Just like the cuckoo rule above a new node attempts to join a shard chosen randomly.

Its joining attempt is rejected if that shard has not received sufficient number of cuckoo-ed nodes. If rejected, the node tries again.

Once the node joins a shard, c

*uckoo*k nodes chosen randomly from that shard, instead of all nodes in that shard earlier.

The Bounded Cuckoo rule that Harmony builds on is even simpler. Note that with Harmony we deal in voting shares and not nodes. The voting share for a node is proportional to the tokens they have staked. Hence cuckoo rule for Harmony is concerned with dividing the voting shares among all the shards.

Here is how we do it:

The new node (voting share) joins the shards with larger than median stake and evicts random voting shares (nodes corresponding to them) to shards with less than median stake. [Image Credits: https://cbr.stanford.edu/seminarTalks/zamani.pdf]

The nodes who withdrew their stake before the beginning of the epoch are evicted from the network, while those who keep their stakes stay.

The new nodes who staked during this epoch get new voting shares.

These voting shares will be randomly assigned to the shards that have more than the median of the total voting shares.

Next, a constant number of voting shares from all shards will be randomly re-distributed to the other half of the shards who have less than the median of total voting shares.

Our scheme above (based on work by Zamani and Mohavedi), moves only a constant fraction of shares between shards while provably guaranteeing security under reasonable constraints.

We are excited to tell you that the first version of our resharding is already ready — we are able to now shard new nodes joining into 4 shards (1 beaconchain + 3 regular shards). Take a look at our implementation on GitHub , and try it by downloading our wallet and playing with it on our cello testnet!

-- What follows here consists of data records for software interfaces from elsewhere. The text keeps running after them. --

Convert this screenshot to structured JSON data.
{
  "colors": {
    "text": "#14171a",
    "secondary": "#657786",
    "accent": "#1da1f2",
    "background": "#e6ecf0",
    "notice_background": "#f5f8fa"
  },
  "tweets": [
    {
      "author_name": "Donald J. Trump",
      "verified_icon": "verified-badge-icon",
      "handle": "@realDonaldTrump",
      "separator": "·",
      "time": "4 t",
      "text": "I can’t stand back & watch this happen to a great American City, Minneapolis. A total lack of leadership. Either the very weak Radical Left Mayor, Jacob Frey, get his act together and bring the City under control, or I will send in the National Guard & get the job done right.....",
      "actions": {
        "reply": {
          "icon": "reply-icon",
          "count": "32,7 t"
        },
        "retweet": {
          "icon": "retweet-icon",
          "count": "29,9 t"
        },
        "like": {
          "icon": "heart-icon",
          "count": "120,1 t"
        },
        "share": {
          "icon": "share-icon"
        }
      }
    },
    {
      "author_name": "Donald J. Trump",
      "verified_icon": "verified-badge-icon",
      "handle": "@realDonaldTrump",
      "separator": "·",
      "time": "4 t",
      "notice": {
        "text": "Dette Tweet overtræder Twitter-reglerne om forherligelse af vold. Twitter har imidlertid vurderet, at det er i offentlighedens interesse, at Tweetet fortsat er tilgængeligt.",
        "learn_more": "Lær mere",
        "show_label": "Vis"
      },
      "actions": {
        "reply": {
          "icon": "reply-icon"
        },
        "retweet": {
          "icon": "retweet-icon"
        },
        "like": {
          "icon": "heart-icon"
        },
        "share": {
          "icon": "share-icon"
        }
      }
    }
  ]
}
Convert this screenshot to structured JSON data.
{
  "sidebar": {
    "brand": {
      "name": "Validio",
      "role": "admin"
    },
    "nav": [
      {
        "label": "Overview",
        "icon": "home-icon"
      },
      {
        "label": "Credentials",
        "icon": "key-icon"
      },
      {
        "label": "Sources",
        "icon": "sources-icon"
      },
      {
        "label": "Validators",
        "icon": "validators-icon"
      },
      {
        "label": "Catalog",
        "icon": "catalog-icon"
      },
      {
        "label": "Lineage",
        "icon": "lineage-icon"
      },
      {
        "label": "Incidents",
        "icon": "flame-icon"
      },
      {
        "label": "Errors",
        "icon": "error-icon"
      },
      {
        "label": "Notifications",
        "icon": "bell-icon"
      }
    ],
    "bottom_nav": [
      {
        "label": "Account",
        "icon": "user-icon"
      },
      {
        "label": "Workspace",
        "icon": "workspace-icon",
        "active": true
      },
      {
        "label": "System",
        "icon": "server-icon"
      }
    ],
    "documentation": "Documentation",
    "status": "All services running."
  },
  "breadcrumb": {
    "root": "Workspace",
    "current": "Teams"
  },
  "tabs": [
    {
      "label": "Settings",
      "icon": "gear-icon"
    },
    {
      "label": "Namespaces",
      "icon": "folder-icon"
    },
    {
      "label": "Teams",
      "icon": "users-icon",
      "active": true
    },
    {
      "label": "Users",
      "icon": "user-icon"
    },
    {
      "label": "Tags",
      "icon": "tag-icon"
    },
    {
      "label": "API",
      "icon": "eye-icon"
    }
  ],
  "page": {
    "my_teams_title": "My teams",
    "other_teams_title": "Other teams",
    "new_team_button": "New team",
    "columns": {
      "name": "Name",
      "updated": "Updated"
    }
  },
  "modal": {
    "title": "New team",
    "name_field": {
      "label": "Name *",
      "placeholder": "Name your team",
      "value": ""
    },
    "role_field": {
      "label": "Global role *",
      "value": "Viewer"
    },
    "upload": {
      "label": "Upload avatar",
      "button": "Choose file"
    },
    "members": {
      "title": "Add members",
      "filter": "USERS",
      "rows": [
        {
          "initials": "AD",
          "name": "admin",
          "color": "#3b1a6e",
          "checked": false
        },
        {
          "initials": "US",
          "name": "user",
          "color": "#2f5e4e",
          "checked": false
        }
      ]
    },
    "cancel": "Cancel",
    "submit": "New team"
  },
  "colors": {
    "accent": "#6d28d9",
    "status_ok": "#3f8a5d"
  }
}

Let us know if you have questions or want to know more on our forum!